Like corals, such marine animals as mussels, oysters, urchins, and starfish also depend on calcium carbonate to create their skeletons, and increased acidity levels will not only weaken their shells (their primary protection against predation) but also expose them to other risks. For example:

Mussels’ byssal threads, with which they famously cling to rocks in the pounding surf, can’t hold on as well in acidic water. Meanwhile, oyster larvae fail to even begin growing their shells. In their first 48 hours of life, oyster larvae undergo a massive growth spurt, building their shells quickly so they can start feeding. But the more acidic seawater eats away at their shells before they can form; this has already caused massive oyster die-offs in the U.S. Pacific Northwest.

Such die-offs not only affect the health of the oyster population itself (an important cash crop in Washington and other coastal communities) but also the health of the creatures further up the food chain—comb jellies, fish, birds, blue crabs, snails, sea stars, and sea otters—that rely on oysters as a food source.

Ocean acidification also disrupts the web of life in polar regions, causing shell dissolution in another important prey species. According to the National Oceanic and Atmospheric Administration (NOAA),

The pteropod, or “sea butterfly,” is a tiny sea creature about the size of a small pea. Pteropods are eaten by organisms ranging in size from tiny krill to whales and are a major food source for North Pacific juvenile salmon. When pteropod shells were placed in sea water with pH and carbonate levels projected for the year 2100, the shells slowly dissolved after 45 days. Researchers have already discovered severe levels of pteropod shell dissolution in the Southern Ocean, which encircles Antarctica. Pteropods are small organisms, but imagine the impact if they were to disappear from the marine ecosystem!

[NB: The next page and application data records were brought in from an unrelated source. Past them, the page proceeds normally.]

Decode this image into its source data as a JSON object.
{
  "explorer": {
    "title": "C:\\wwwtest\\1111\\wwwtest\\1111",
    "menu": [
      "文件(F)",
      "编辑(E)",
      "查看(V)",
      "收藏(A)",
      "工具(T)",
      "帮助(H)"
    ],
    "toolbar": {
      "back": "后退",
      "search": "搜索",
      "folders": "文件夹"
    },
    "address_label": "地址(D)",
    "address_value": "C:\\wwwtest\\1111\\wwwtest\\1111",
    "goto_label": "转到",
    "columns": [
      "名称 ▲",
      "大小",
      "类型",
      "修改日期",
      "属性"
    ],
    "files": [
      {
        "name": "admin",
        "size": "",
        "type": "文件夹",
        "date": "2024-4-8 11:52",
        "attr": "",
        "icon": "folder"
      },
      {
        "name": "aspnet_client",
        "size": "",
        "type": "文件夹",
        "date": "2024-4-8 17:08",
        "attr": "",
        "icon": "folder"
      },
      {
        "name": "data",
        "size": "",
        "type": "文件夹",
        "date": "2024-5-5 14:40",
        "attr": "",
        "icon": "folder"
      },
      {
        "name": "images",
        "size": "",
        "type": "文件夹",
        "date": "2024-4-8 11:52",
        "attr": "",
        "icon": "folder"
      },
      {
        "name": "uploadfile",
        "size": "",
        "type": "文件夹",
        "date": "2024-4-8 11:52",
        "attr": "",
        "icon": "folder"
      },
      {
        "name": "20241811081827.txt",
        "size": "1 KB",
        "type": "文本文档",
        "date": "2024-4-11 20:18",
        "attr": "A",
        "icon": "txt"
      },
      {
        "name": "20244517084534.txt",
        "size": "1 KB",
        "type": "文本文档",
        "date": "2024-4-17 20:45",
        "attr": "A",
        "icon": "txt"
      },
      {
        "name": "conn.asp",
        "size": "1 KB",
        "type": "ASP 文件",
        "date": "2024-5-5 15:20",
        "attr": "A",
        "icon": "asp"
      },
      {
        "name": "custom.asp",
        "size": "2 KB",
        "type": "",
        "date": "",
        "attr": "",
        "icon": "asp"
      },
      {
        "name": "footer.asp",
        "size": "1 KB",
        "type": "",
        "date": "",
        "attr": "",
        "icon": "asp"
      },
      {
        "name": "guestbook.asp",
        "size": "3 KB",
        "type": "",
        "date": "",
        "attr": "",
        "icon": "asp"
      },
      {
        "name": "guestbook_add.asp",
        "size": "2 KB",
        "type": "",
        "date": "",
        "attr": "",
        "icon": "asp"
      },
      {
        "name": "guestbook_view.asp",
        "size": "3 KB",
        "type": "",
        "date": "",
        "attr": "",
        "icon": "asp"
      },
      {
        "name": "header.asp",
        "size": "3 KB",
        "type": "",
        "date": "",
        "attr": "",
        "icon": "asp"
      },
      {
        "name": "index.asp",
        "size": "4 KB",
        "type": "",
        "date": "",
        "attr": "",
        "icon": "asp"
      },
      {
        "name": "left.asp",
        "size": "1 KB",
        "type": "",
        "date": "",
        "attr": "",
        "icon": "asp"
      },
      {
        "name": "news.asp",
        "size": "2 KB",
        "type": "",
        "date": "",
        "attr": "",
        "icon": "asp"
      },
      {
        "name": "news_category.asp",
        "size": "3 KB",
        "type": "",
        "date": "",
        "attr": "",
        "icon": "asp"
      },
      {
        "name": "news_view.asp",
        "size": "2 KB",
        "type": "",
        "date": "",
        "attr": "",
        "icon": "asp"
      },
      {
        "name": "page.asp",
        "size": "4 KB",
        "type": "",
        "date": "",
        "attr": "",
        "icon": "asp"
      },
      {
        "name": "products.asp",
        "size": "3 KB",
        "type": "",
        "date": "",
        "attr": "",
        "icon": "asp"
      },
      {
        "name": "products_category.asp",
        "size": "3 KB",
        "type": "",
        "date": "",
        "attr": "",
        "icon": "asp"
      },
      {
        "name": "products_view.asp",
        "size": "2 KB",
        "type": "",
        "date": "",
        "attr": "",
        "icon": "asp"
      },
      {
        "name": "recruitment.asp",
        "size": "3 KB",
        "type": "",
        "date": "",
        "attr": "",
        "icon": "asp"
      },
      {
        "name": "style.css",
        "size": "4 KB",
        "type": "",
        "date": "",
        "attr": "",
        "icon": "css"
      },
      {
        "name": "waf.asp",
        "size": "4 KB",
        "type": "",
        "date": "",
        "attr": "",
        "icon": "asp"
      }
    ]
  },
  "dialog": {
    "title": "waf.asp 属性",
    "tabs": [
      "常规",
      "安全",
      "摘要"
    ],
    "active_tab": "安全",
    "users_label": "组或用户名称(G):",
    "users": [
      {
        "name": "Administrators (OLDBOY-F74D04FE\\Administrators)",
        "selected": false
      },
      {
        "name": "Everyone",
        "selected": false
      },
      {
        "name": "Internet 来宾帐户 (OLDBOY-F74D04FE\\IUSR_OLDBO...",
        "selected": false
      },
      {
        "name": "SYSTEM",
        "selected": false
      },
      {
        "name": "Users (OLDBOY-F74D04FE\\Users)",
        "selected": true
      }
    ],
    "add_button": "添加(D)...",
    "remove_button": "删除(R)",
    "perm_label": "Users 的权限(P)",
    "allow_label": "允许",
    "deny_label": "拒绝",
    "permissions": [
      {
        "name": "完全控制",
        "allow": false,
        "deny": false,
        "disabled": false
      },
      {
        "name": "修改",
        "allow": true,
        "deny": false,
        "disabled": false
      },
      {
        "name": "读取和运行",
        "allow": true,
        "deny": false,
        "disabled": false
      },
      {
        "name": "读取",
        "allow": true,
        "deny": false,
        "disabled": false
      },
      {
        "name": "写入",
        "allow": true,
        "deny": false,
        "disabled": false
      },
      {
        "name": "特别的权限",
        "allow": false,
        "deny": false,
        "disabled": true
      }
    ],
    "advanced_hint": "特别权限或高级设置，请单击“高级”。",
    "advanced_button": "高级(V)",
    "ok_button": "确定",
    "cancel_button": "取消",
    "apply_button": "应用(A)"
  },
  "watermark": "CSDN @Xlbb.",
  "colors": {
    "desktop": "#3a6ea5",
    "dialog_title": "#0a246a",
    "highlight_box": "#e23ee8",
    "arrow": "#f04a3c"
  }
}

Besides disrupting skeletal growth in shelled sea organisms, increasing Ocean acidity has affected some fish species, as well. Scientists have found that changes in pH levels disrupt “the ability of larval clownfish to locate suitable habitat. When subjected to lower pH levels, the larval clownfish lost their chemosensory ability to distinguish between their favored and protective anemone habitat among the reefs and unfavorable habitats like mangroves.” The fish also find it more difficult to tell the difference between predators and other clownfish, putting the youngsters at an increased danger of predation. Rising ocean acidity has a similar effect on Pollock, an enormously important species to commercial fisheries in the Pacific Northwest. By reducing the Polock’s ability to detect predators, it puts not only the fish but an entire industry at risk.

On the East Coast of the United States, meanwhile, scientists have identified an entirely different consequence of Ocean Acidification that affects silver baitfish, a species that surfaces to “gulp at oxygen-rich waters.” Climate Central’s John Upton explains that: “As carbon dioxide dissolves into oceans and makes them more acidic, less oxygen is dissolving into warming waters. The research showed that these two chemical consequences of climate change could conspire to affect the surface-breathing behavior of some fish.” Silver baitfish

“are superabundant — everything else eats them,” said Seth Miller, an ecologist at the Smithsonian Environmental Research Institute who led the research, published Tuesday in the journal Marine Ecology Progress Series. “What happens to them really affects what happens to the rest of the food web.”

With an ecosystem as large, complex, and as little understood as the Ocean, few (if any) solutions to the problem of ocean acidification are likely to surface any time soon. But we can’t afford to underestimate the danger it poses to life on this planet.

From the bottom of the food chain—tiny Pteropods and larval oysters—to the apex predators—sharks, Orca, whales, and humans—Ocean Acidification poses a threat as potentially lethal as the anoxia that spread throughout the Ocean during the end-Permian extinction.

You can learn more about Ocean Acidification and its consequences for the world’s food supply by reading some of the following articles: